Jeffrey St. Onge
Democracy, it seems, is in danger. It is now a well-worn commonplace that our system is suffering; some evidence of this includes low voter turnout (36.4% in the most recent midterm elections), a lack of political engagement (especially among the youth ages 18-30), a lack of knowledge of the basic fundamentals of the American political system (for example, only 65% of citizens could pass a citizenship test in a randomized telephone poll), and a pervasive ignorance about international affairs, particularly those which deal with war and foreign policy. Elected officials represent only a small minority of citizens, and a growing segment of the population appears to lack interest in politics.

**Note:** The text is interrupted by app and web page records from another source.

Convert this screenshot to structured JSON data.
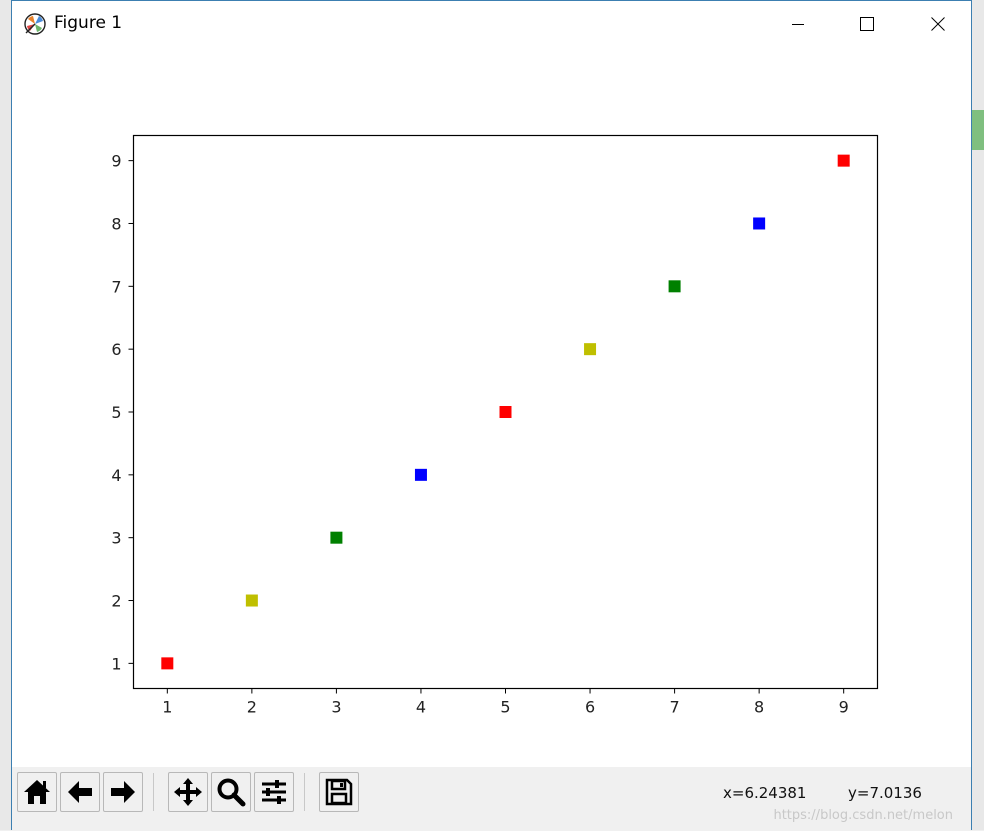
{
  "window": {
    "title": "Figure 1"
  },
  "chart_data": {
    "type": "scatter",
    "x": [
      1,
      2,
      3,
      4,
      5,
      6,
      7,
      8,
      9
    ],
    "y": [
      1,
      2,
      3,
      4,
      5,
      6,
      7,
      8,
      9
    ],
    "colors": [
      "#ff0000",
      "#bfbf00",
      "#008000",
      "#0000ff",
      "#ff0000",
      "#bfbf00",
      "#008000",
      "#0000ff",
      "#ff0000"
    ],
    "marker": "square",
    "xlim": [
      0.6,
      9.4
    ],
    "ylim": [
      0.6,
      9.4
    ],
    "xticks": [
      "1",
      "2",
      "3",
      "4",
      "5",
      "6",
      "7",
      "8",
      "9"
    ],
    "yticks": [
      "1",
      "2",
      "3",
      "4",
      "5",
      "6",
      "7",
      "8",
      "9"
    ],
    "grid": false
  },
  "toolbar": {
    "buttons": [
      "home-icon",
      "back-icon",
      "forward-icon",
      "pan-icon",
      "zoom-icon",
      "configure-subplots-icon",
      "save-icon"
    ]
  },
  "status": {
    "x_readout": "x=6.24381",
    "y_readout": "y=7.0136"
  },
  "watermark": "https://blog.csdn.net/melon"
}
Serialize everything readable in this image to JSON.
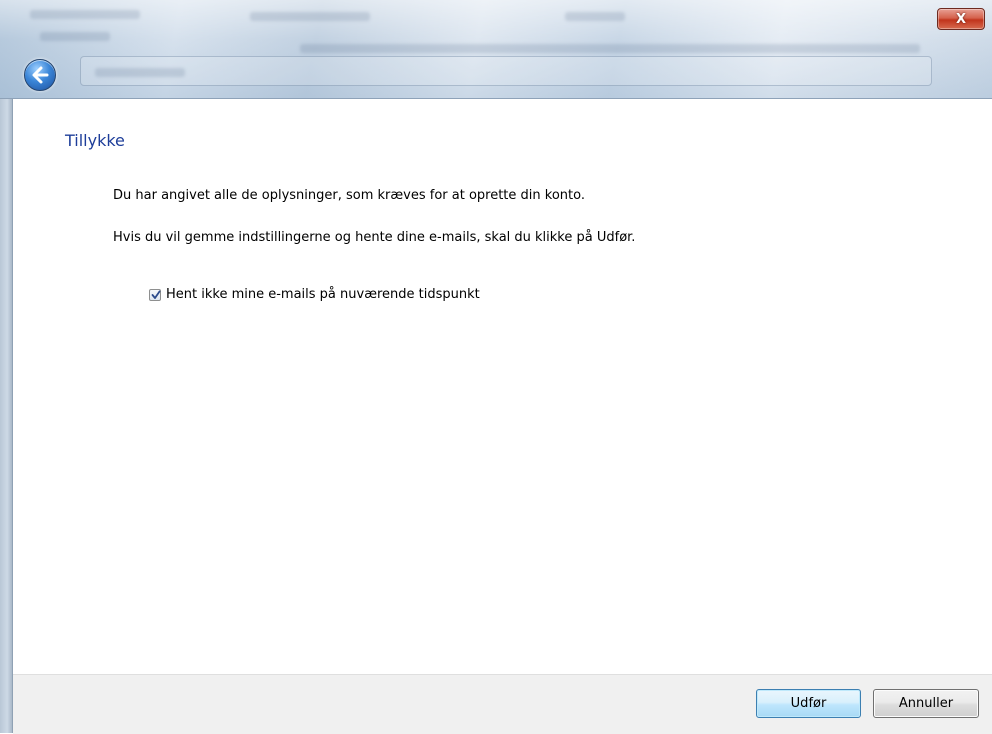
{
  "window": {
    "close_glyph": "X"
  },
  "wizard": {
    "title": "Tillykke",
    "paragraph_1": "Du har angivet alle de oplysninger, som kræves for at oprette din konto.",
    "paragraph_2": "Hvis du vil gemme indstillingerne og hente dine e-mails, skal du klikke på Udfør.",
    "checkbox_label": "Hent ikke mine e-mails på nuværende tidspunkt",
    "checkbox_checked": true
  },
  "footer": {
    "finish_label": "Udfør",
    "cancel_label": "Annuller"
  },
  "icons": {
    "back": "back-arrow-icon",
    "close": "close-icon",
    "check": "checkmark-icon"
  },
  "colors": {
    "heading": "#1e3e9a",
    "close_button": "#c1341c",
    "primary_button_border": "#3c7fb1"
  }
}
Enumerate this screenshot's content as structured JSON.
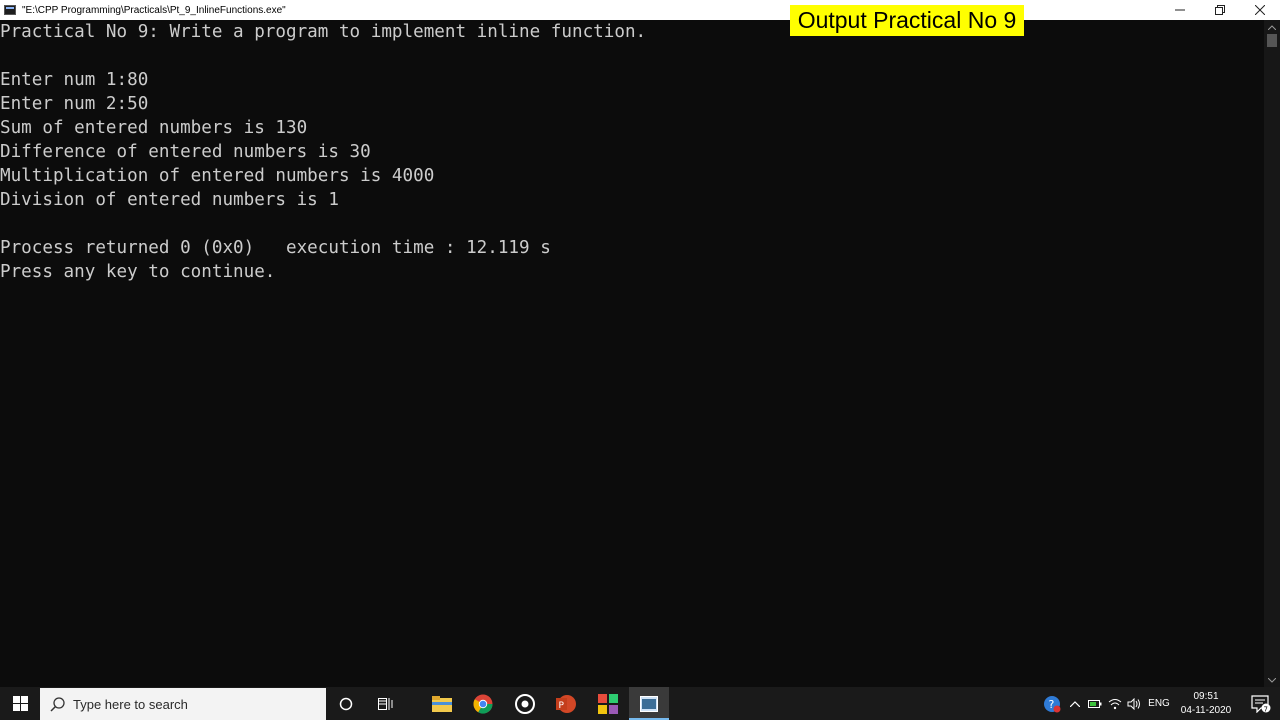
{
  "window": {
    "title": "\"E:\\CPP Programming\\Practicals\\Pt_9_InlineFunctions.exe\""
  },
  "overlay": {
    "label": "Output Practical No 9",
    "background": "#ffff00"
  },
  "console": {
    "background": "#0c0c0c",
    "foreground": "#cccccc",
    "lines": [
      "Practical No 9: Write a program to implement inline function.",
      "",
      "Enter num 1:80",
      "Enter num 2:50",
      "Sum of entered numbers is 130",
      "Difference of entered numbers is 30",
      "Multiplication of entered numbers is 4000",
      "Division of entered numbers is 1",
      "",
      "Process returned 0 (0x0)   execution time : 12.119 s",
      "Press any key to continue."
    ]
  },
  "taskbar": {
    "search_placeholder": "Type here to search",
    "pinned": [
      "cortana-icon",
      "task-view-icon",
      "file-explorer-icon",
      "chrome-icon",
      "media-player-icon",
      "powerpoint-icon",
      "colorful-app-icon",
      "console-app-icon"
    ],
    "language": "ENG",
    "time": "09:51",
    "date": "04-11-2020",
    "notification_count": "7",
    "accent": "#76b9ed"
  }
}
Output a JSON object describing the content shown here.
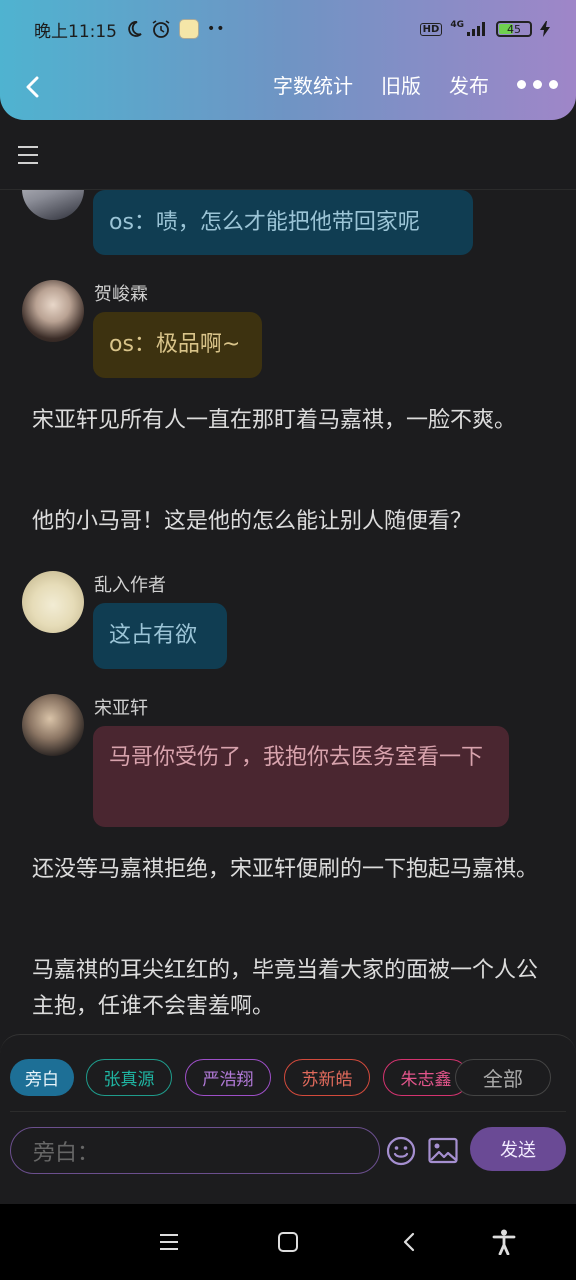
{
  "status_bar": {
    "time": "晚上11:15",
    "dots": "••",
    "hd": "HD",
    "network": "4G",
    "battery": "45"
  },
  "nav": {
    "actions": [
      "字数统计",
      "旧版",
      "发布"
    ]
  },
  "colors": {
    "header_gradient": [
      "#4fb3d0",
      "#6f94c4",
      "#9f86c8"
    ],
    "bubble_blue": "#103d52",
    "bubble_brown": "#3d3210",
    "bubble_red": "#4a2630",
    "send": "#6a4a95"
  },
  "messages": [
    {
      "type": "bubble",
      "speaker": "",
      "text": "os：啧，怎么才能把他带回家呢",
      "color": "blue"
    },
    {
      "type": "bubble",
      "speaker": "贺峻霖",
      "text": "os：极品啊~",
      "color": "brown"
    },
    {
      "type": "narration",
      "text": "宋亚轩见所有人一直在那盯着马嘉祺，一脸不爽。"
    },
    {
      "type": "narration",
      "text": "他的小马哥！这是他的怎么能让别人随便看？"
    },
    {
      "type": "bubble",
      "speaker": "乱入作者",
      "text": "这占有欲",
      "color": "blue"
    },
    {
      "type": "bubble",
      "speaker": "宋亚轩",
      "text": "马哥你受伤了，我抱你去医务室看一下",
      "color": "red"
    },
    {
      "type": "narration",
      "text": "还没等马嘉祺拒绝，宋亚轩便刷的一下抱起马嘉祺。"
    },
    {
      "type": "narration",
      "text": "马嘉祺的耳尖红红的，毕竟当着大家的面被一个人公主抱，任谁不会害羞啊。"
    }
  ],
  "characters": [
    {
      "label": "旁白",
      "color": "#1d6f96",
      "selected": true
    },
    {
      "label": "张真源",
      "color": "#1f9c8c",
      "selected": false
    },
    {
      "label": "严浩翔",
      "color": "#9d4fc7",
      "selected": false
    },
    {
      "label": "苏新皓",
      "color": "#d24a3c",
      "selected": false
    },
    {
      "label": "朱志鑫",
      "color": "#d3336f",
      "selected": false
    }
  ],
  "all_chip": "全部",
  "input": {
    "placeholder": "旁白："
  },
  "send_label": "发送",
  "icons": [
    "back-icon",
    "menu-icon",
    "emoji-icon",
    "image-icon",
    "send",
    "recent-apps-icon",
    "home-icon",
    "system-back-icon",
    "accessibility-icon"
  ]
}
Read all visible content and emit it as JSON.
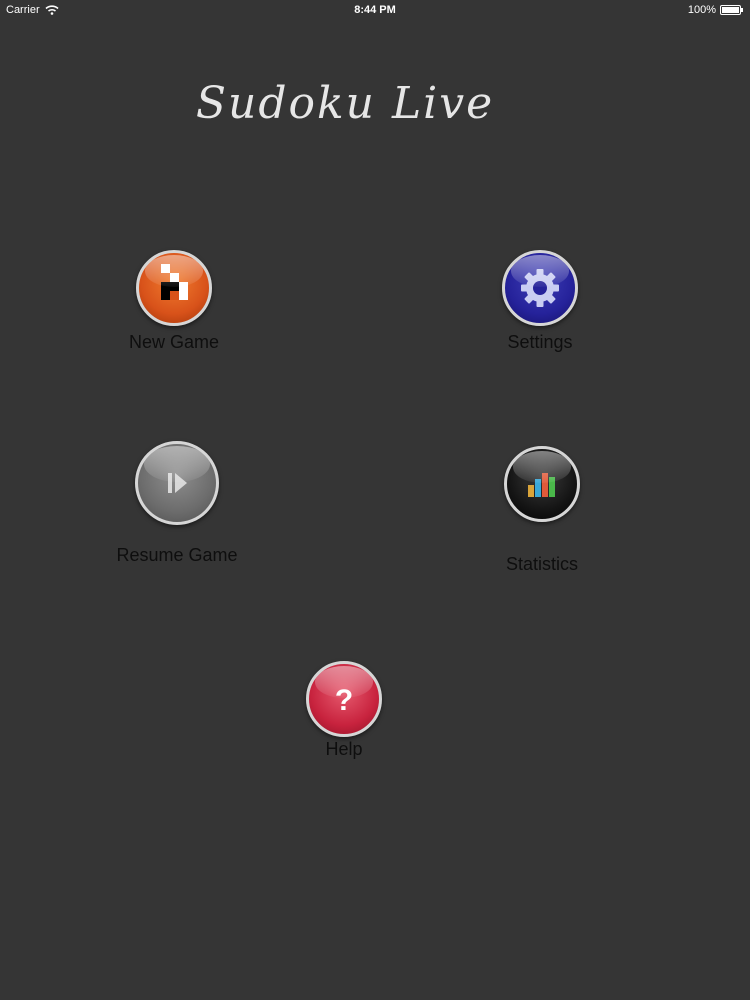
{
  "status_bar": {
    "carrier": "Carrier",
    "time": "8:44 PM",
    "battery": "100%"
  },
  "app": {
    "title": "Sudoku Live"
  },
  "menu": {
    "new_game": {
      "label": "New Game",
      "icon": "grid-blocks-icon",
      "color": "#d8521a"
    },
    "settings": {
      "label": "Settings",
      "icon": "gear-icon",
      "color": "#25229a"
    },
    "resume_game": {
      "label": "Resume Game",
      "icon": "play-pause-icon",
      "color": "#6c6c6c"
    },
    "statistics": {
      "label": "Statistics",
      "icon": "bar-chart-icon",
      "color": "#151515"
    },
    "help": {
      "label": "Help",
      "icon": "question-mark-icon",
      "color": "#c8233e"
    }
  }
}
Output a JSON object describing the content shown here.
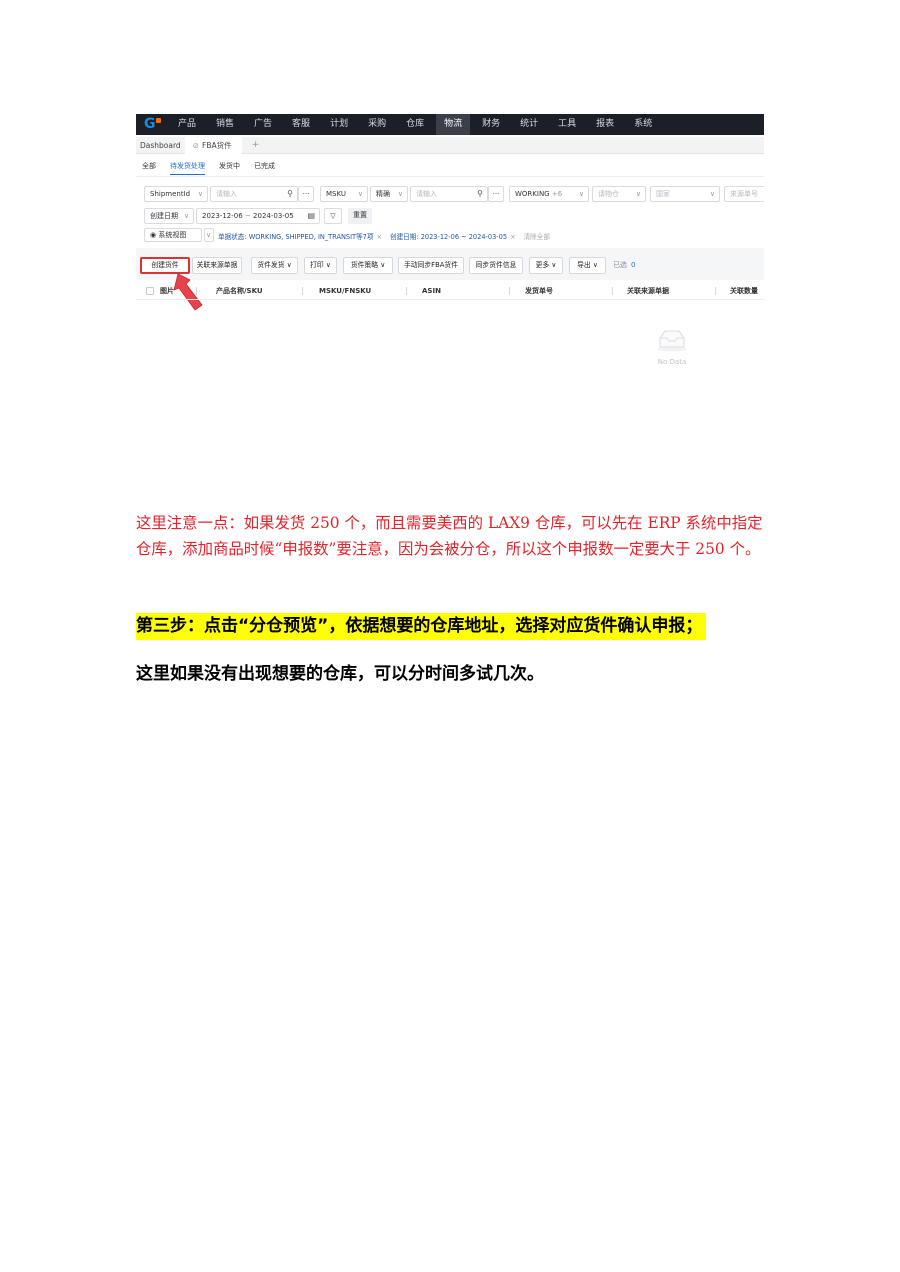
{
  "screenshot": {
    "nav": [
      "产品",
      "销售",
      "广告",
      "客服",
      "计划",
      "采购",
      "仓库",
      "物流",
      "财务",
      "统计",
      "工具",
      "报表",
      "系统"
    ],
    "nav_active": "物流",
    "tabs": {
      "dashboard": "Dashboard",
      "fba": "FBA货件",
      "plus": "+"
    },
    "subtabs": [
      "全部",
      "待发货处理",
      "发货中",
      "已完成"
    ],
    "filters": {
      "shipment_id": "ShipmentId",
      "input_placeholder": "请输入",
      "msku": "MSKU",
      "precise": "精确",
      "working": "WORKING",
      "working_more": "+6",
      "logistics_channel": "请物仓",
      "country": "国家",
      "source_no": "来源单号",
      "create_date": "创建日期",
      "date_start": "2023-12-06",
      "date_sep": "~",
      "date_end": "2024-03-05",
      "reset": "重置",
      "system_view": "系统视图"
    },
    "chips": {
      "status": "单据状态: WORKING, SHIPPED, IN_TRANSIT等7项",
      "date": "创建日期: 2023-12-06 ~ 2024-03-05",
      "clear_all": "清除全部"
    },
    "buttons": {
      "create": "创建货件",
      "link_source": "关联来源单据",
      "shipment": "货件发货",
      "print": "打印",
      "shipment_strategy": "货件策略",
      "manual_sync": "手动同步FBA货件",
      "sync_info": "同步货件信息",
      "more": "更多",
      "export": "导出",
      "selected_label": "已选",
      "selected_count": "0"
    },
    "columns": [
      "图片",
      "产品名称/SKU",
      "MSKU/FNSKU",
      "ASIN",
      "发货单号",
      "关联来源单据",
      "关联数量"
    ],
    "empty_text": "No Data"
  },
  "document": {
    "red_paragraph": "这里注意一点：如果发货 250 个，而且需要美西的 LAX9 仓库，可以先在 ERP 系统中指定仓库，添加商品时候“申报数”要注意，因为会被分仓，所以这个申报数一定要大于 250 个。",
    "step3": "第三步：点击“分仓预览”，依据想要的仓库地址，选择对应货件确认申报；",
    "note": "这里如果没有出现想要的仓库，可以分时间多试几次。"
  },
  "colors": {
    "highlight": "#ffff00",
    "red_text": "#e0242b",
    "annotation": "#e03131",
    "nav_bg": "#1b1f27"
  }
}
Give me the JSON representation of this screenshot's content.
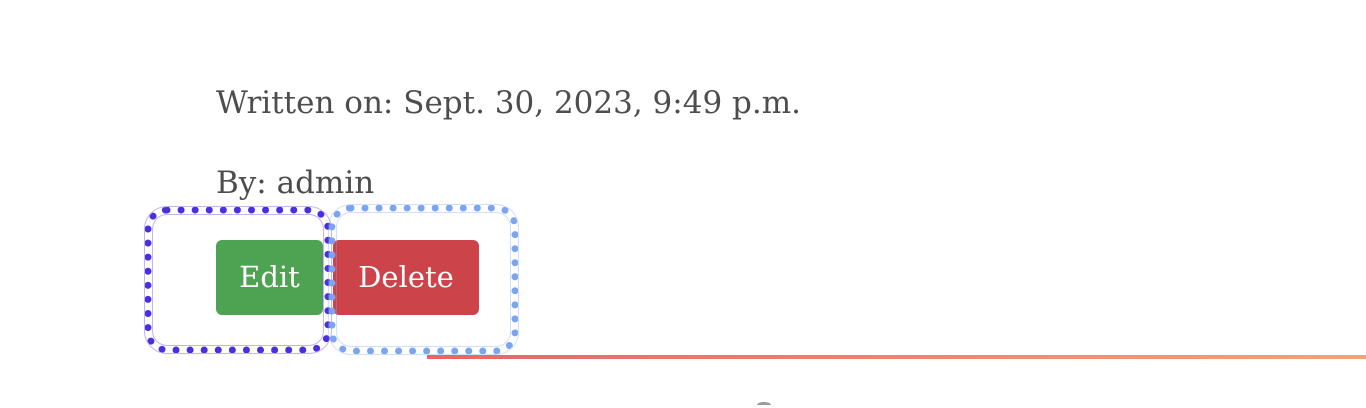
{
  "post_meta": {
    "written_on": "Written on: Sept. 30, 2023, 9:49 p.m.",
    "author": "By: admin"
  },
  "actions": {
    "edit_label": "Edit",
    "delete_label": "Delete"
  },
  "colors": {
    "edit_button": "#4ea352",
    "delete_button": "#cc434a",
    "highlight_edit": "#4a2fe0",
    "highlight_delete": "#7da4ee",
    "divider_start": "#e8646a",
    "divider_end": "#f0a37b",
    "text": "#4d4d4d"
  }
}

It’s not that U.S. citizens are too dumb to figure out how to participate in democracy. As Stanford Communications professor James Fishkin has observed, when presented with information, and when given the time to think about it, most individuals are able to engage in reasonable discussions about complex policy. In other words, it is not a cognitive deficit that plagues the disengaged voting public, but a value deficit. Political engagement is perceived as a choice that is simply not worth the time or effort. This is particularly noticeable among college students. A recent study of University of Michigan students, for example, found that fewer than 50% view themselves as either politically active or informed. These students seem to have decided not to become involved. Why, after all, should they pay attention when there is so much else to do?
The notion of political engagement as a choice is consistent with a culture thoroughly saturated in the logic of neoliberalism. While neoliberalism is a multifaceted phenomenon that guides economic thinking along with social life (often combining the two by framing aspects of social life like education and health care in terms of economics), it is useful here to consider it for its mythic qualities.
Considered as a myth, neoliberal discourse shapes cultural thinking about the role of economics in democracy, and it conditions the citizenry to view the commodification of social life not only as valid, but, more importantly, as natural. Put differently, neoliberal culture has been normalized to such a degree that it often goes unquestioned in everyday life.
One primary aspect of the mythos of neoliberalism is its emphasis on individualism. Rather than stressing a balance between individualism and community (a hallmark of New Deal era politics in the United States), neoliberalism lionizes the individual, and it positions collectivism (framed as “big government” or “socialism”) as antithetical to American Democracy. It recalls the “rugged individualism” that shaped American culture at the start of the twentieth century, best exemplified in Herbert Hoover’s campaign speech of the same name, and it reaffirms a logic of small government, individual liberties, and free market capitalism as the key ingredients to a successful democracy. It should be noted that the religious devotion to individualism helped the country ignore an under-regulated stock market that would crash and cause the Great Depression, an economic collapse that would be repeated with smaller but still devastating effects in 2009, due in large part to a woefully under-regulated housing market.
The current culture of radical individualism is not readily compatible with democratic practice. Democratic governance in the neoliberal world is reduced to safeguarding the economy and opening markets in various domains of social life (e.g., health care, education); citizens are producers and consumers working for the economy. The result is a culture in which every minute and every action is quantified, priced, and commodified. Civic participation, in this arrangement, is easily dismissed as a pursuit unworthy of what little “free time” we have. “What’s in it for me?” is a question that becomes more pervasive in neoliberal culture, perhaps out of greed, but certainly out of necessity. Demands for time are increased, and “free time” becomes a ludicrous non-sequitur (I’m sure everyone reading this blog has chuckled at the thought of having “free time” or a “day off”). Abstract commitments like citizenship and democratic practice are imagined as voluntary and thus do not make much sense logically. Long lines, interference with the work day, and a lack of obvious impact make political engagement seem more like a charitable adventure than a civic duty. It’s no wonder only a small segment of the population even bothers to vote. And voting is perhaps the easiest way to be engaged!
There are many possible explanations for this kind of disengagement, including disillusionment with an ideologically gridlocked government, frustration with the two-party system more generally, and a sense that participation doesn’t really have any meaningful effect. The major issues—war, economics, social justice, and the like—are not going to be changed by one person’s vote or one action, and thus we have a recipe for apathy. The irony here is that these conditions—war in particular—thrive on a disengaged citizenry. War requires ignorance; broad ideological narratives like freedom and justice are easy to support when detached from the actual realities of death, destruction, poverty, environmental destruction, and the degradation of entire cultures. This is why the government carefully controls war reporting; the more visible the war—the more people learn about it—the less likely citizens are to support it.
As neoliberalism further alienates individuals from the process of collective decision making, political leaders will continue with the now-naturalized program of broad military action abroad. A culture of neoliberalism promotes a disengaged public that views politics as a pursuit akin to volunteering at the local animal shelter.
And after all, who has the time for that?